    Wednesday, August 1, 2007 8:17 AM
  •  AndyCadley wrote:

    I'd imagine that the best way to get around this would be to create a local group that specifies who is allowed to access the service and make checks based on membership of that group rather than Administrators. This has two benefits: firstly the group membership won't be filtered out of the token so your check won't be dependent on elevation status and secondly it allows delegated access to your service without requiring the user to be a full blown administrator on the computer.


    Unfortunately, that doesn't help our situation much.

    The idea here is that the admin tool can be used by any local administrator as soon as the software has been installed. Adding another local group means that the group has to be populated first. To work around that, we'd have to automatically populate the group with members... such as the Administrators group. Which doesn't really change the situation at all.

    I'm not convinced that the BUILTIN\Administrators group is not part of a user's token unless they're elevated. I'll check this out and report back with the results.
    Sunday, August 5, 2007 8:59 PM
  • Andy is correct as far as you are concerned.

    But it's not absolutely correct: Non-elevated processes of admins still have the admins SID but it's marked such that it can only be used for DENY ACEs... It can't be used to grant access.

     

    What you're seeing remotely is also by design if you're using local accounts added to the admins group.

    Domain accounts would have their full administrative administrative privileges remotely.

     

    Monday, August 13, 2007 1:37 AM
  • I did some testing, and found that the following accounts are restricted under UAC:
    • BUILTIN\Administrators
    • DOMAIN\Domain Admins
    • DOMAIN\Domain Controllers
    • DOMAIN\Schema Admins
    • DOMAIN\Enterprise Admins
    • DOMAIN\Group Policy Creator Owners
    By "restricted", I mean that they're added to a user's token as SE_GROUP_USE_FOR_DENY_ONLY under normal circumstances. They only get SE_GROUP_ENABLED status when the user is running elevated.

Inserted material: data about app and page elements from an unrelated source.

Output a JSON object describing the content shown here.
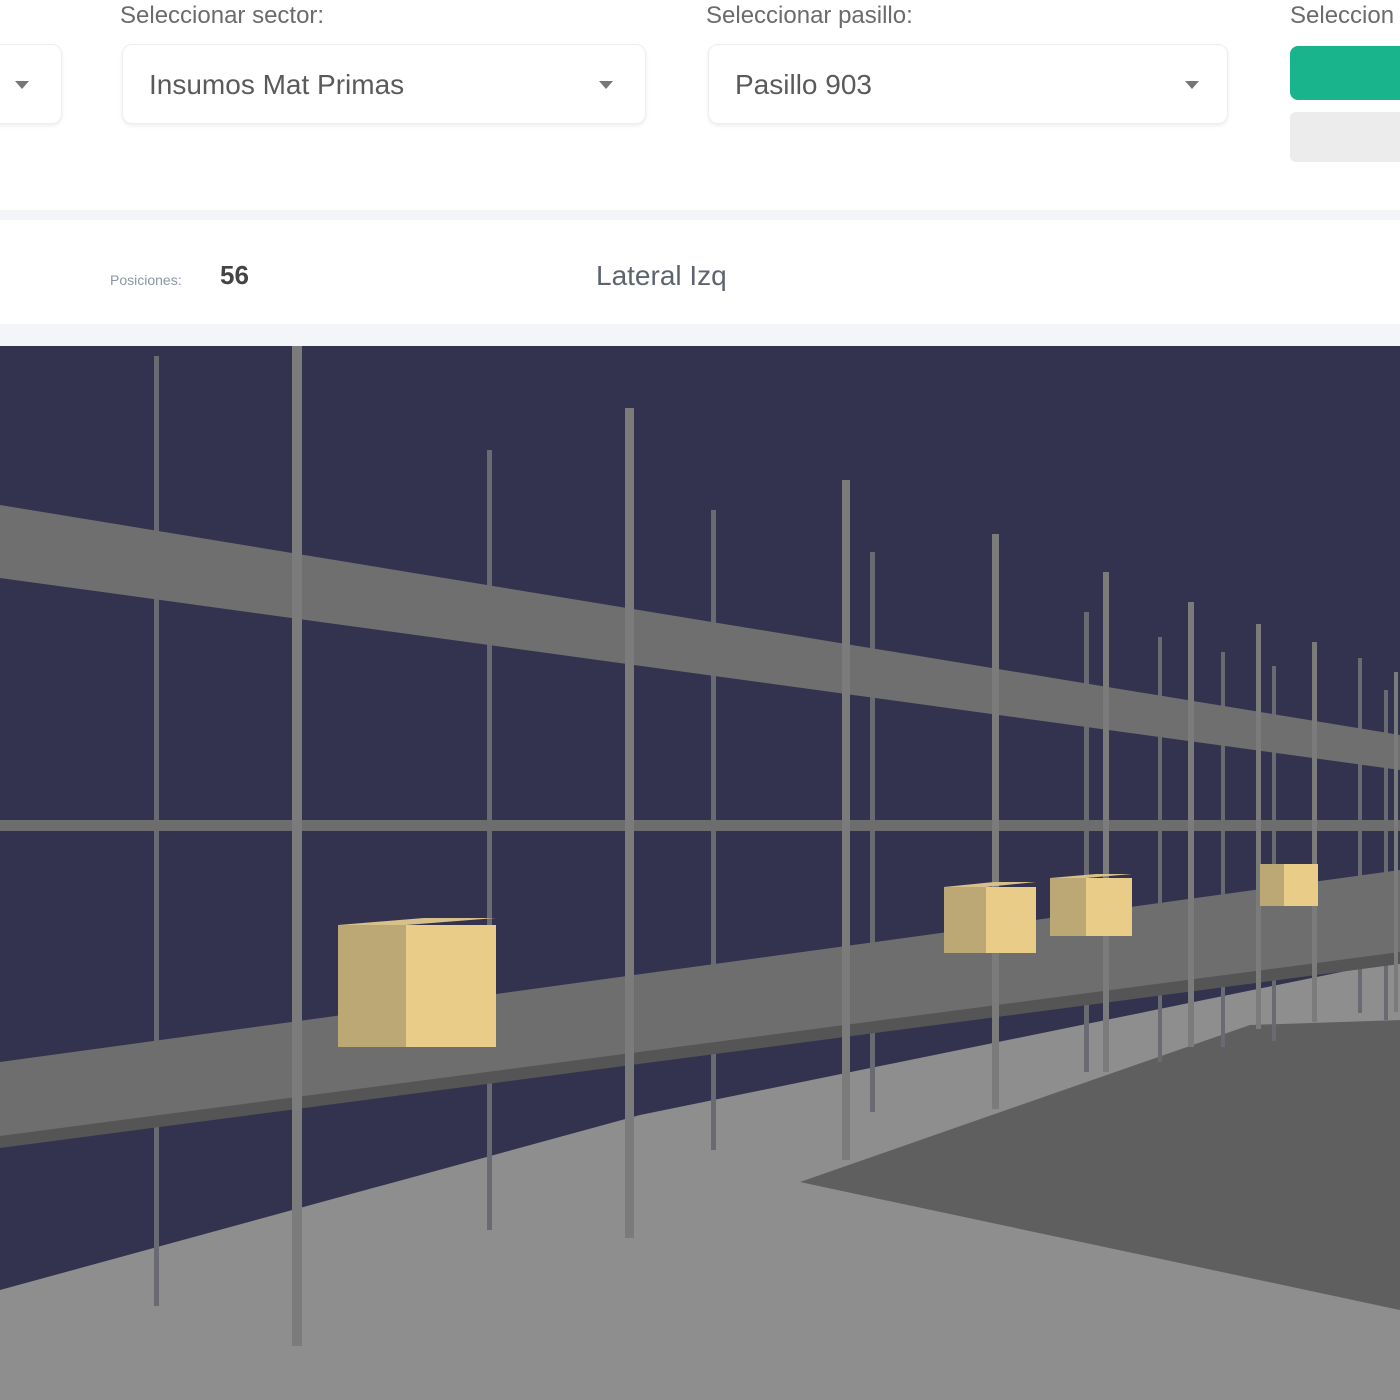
{
  "filters": {
    "sector": {
      "label": "Seleccionar sector:",
      "value": "Insumos Mat Primas"
    },
    "pasillo": {
      "label": "Seleccionar pasillo:",
      "value": "Pasillo 903"
    },
    "third": {
      "label": "Seleccion"
    }
  },
  "info": {
    "positions_label": "Posiciones:",
    "positions_value": "56",
    "side": "Lateral Izq"
  },
  "scene": {
    "background_color": "#33334f",
    "shelf_color": "#7a7a7a",
    "box_color": "#e8cc88",
    "floor_color": "#8e8e8e",
    "boxes_visible": 4
  },
  "colors": {
    "accent": "#19b38c"
  }
}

    I also found that while the domain groups are "restricted", they are only restricted when used on their own. They can be used to add members to other groups without issue.

    In the end, I had to code quite a workaround:
    • When the service starts, it checks the OS. If the OS is not Vista (or later), no changes are made.
    • The ACL (in SDDL form) is checked to see which groups have been given allow ACEs.
    • If an ACE is present for any account other than the ones listed above (or SYSTEM / Local Service / Network Service), no changes are made.
    • A new local group is created. This members of this group are copied from BUILTIN\Administrators.
    • An allow ACE is added for this new group.
    This has worked around the issue for us.

    My main sticking point on this whole issue is that the documentation for all of this is terrible (both the April 2007 MSDN Library and the online docs). I found plenty of stuff talking about mandatory labels, but nothing that mentioned anything about group tokens being modified. There's also no documentation on which groups are affected this way, leaving me to try and figure this out the hard way.

    The lack of documentation on this area of Vista's security changes is terrible. When you consider that the product has been RTM for around 9 months now, and in beta for several months before that, you'd think that more of this would be documented.
    Monday, August 13, 2007 5:40 AM
  • More groups than this are filtered.

    Half way through this article (http://msdn.microsoft.com/msdnmag/issues/07/01/UAC/default.aspx) you'll find

    this link: http://msdn.microsoft.com/msdnmag/issues/07/01/UAC/default.aspx?loc=&fig=true#fig3

     

    Here's the content so you don't have to walk the link:

    Built-In Administrators
    Power Users
    Account Operators
    Server Operators
    Printer Operators
    Backup Operators
    RAS Servers Group
    Windows NT 4.0 App Compat Group
    Network Configuration Operators
    Domain Administrators
    Domain Controllers
    Certificate Publishers
    Schema Administrators
    Enterprise Administrators
    Group Policy Administrators

     

    Monday, August 27, 2007 2:21 AM